Projects include major intersection safety improvements, added crosswalk markings, street lighting and an education safety campaign.
Pedro Valdez, an international Master’s student in the Latin American Studies Department, said he walks and bikes around Austin. Valdez said there are areas where he finds it difficult to bike alongside cars. He said he was recently in a bike accident near the University.
“The potholes were really bad,” Valdez said. “It was just on the bike lane part.”
Hyde Park resident Valdez said he’d also like more lighting in his neighborhood.
Joel Meyer, Vision Zero program manager, said the city recognizes many neighborhoods in Austin want better lighting. He said that a citywide lighting plan in partnership with Austin Energy will be one of the first projects from the grant.
“The Safe Streets and Roads for All grant is really going to allow us to rapidly expand that work we’re already doing,” Meyer said.
The grant is aligned with Austin’s commitment to Vision Zero, an international movement that aims to eliminate fatalities and serious injuries from traffic-related crashes.
“(Vision Zero is) a pretty wide-ranging initiative and it’s really important in Austin because 100 people die every year on our roads,” Meyer said. “These are our neighbors and our family members and our coworkers and these are all preventable tragedies.”
The city adopted Vision Zero in 2015 and set an “ambitious” 10-year goal to achieve their objective by 2025, Meyer said. However, while there have been “pretty significant reductions” at individual locations, overall numbers have not significantly decreased, Meyer said. He said it will likely take decades of sustained effort from the city to reach its goal.
Historically, the city relied on crash data to determine treatment locations, but over the past few years has taken a more proactive approach by monitoring risk factors, Meyer said.
The city’s Transportation and Public Works Department pledged that over half of the Safe Streets for All funds will be spent within “historically underserved communities,” as determined by the U.S. Department of Transportation, in alignment with the Austin Strategic Mobility Plan.
“In Austin, less than 7% of the population is Black,” Meyer said. “But when you look at the crash data, Black people represent 16% of fatalities and serious injuries in Austin.”
By investing in communities that see disproportionate impacts, Meyer said the city hopes to reduce disparities over time.
Meyer said the grant will allow Austin to go “even bigger and bolder” than they have in the past.

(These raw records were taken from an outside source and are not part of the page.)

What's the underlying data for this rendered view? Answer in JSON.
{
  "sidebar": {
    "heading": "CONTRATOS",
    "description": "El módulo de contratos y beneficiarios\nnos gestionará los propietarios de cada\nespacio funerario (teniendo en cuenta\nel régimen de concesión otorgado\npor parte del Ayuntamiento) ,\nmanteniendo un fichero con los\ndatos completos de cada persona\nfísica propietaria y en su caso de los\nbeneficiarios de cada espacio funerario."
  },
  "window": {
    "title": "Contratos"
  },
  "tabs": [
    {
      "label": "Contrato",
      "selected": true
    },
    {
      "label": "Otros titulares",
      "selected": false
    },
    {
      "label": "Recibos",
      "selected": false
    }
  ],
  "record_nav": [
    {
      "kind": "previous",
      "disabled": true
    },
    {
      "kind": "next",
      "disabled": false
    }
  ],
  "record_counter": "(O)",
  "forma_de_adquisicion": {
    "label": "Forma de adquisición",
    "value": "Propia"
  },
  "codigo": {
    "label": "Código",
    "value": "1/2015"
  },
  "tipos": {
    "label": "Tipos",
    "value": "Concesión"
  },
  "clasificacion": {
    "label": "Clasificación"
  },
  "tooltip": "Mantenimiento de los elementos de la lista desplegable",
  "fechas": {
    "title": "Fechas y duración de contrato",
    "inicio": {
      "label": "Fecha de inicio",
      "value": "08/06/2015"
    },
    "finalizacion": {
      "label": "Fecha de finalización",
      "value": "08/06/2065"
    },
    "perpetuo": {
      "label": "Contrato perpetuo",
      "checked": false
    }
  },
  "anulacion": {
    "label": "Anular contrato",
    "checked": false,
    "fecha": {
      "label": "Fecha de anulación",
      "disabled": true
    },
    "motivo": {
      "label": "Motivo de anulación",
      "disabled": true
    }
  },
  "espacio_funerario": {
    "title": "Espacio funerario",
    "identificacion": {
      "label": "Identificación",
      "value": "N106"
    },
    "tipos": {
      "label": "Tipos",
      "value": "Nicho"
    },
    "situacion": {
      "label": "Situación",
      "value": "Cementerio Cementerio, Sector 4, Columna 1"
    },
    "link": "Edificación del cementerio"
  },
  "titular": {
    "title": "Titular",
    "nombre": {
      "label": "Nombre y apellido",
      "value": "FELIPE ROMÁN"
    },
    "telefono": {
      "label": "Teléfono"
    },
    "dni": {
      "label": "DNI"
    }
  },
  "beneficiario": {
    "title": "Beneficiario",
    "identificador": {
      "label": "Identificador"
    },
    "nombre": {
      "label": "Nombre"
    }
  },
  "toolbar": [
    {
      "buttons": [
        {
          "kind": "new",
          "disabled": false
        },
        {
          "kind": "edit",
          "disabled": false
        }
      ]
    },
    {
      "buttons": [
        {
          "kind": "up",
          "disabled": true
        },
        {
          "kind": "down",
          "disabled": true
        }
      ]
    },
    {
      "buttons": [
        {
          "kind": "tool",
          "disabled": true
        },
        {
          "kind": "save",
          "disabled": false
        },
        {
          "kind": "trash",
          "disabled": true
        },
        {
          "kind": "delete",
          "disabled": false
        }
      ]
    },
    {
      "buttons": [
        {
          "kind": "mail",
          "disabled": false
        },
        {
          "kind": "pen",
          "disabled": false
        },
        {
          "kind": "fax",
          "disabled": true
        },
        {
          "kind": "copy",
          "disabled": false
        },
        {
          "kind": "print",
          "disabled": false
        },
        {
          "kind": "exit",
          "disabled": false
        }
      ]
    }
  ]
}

“We think that over time if we take this approach, that we can really start to address some of those historical inequities and hopefully reduce those disparities over time,” Meyer said.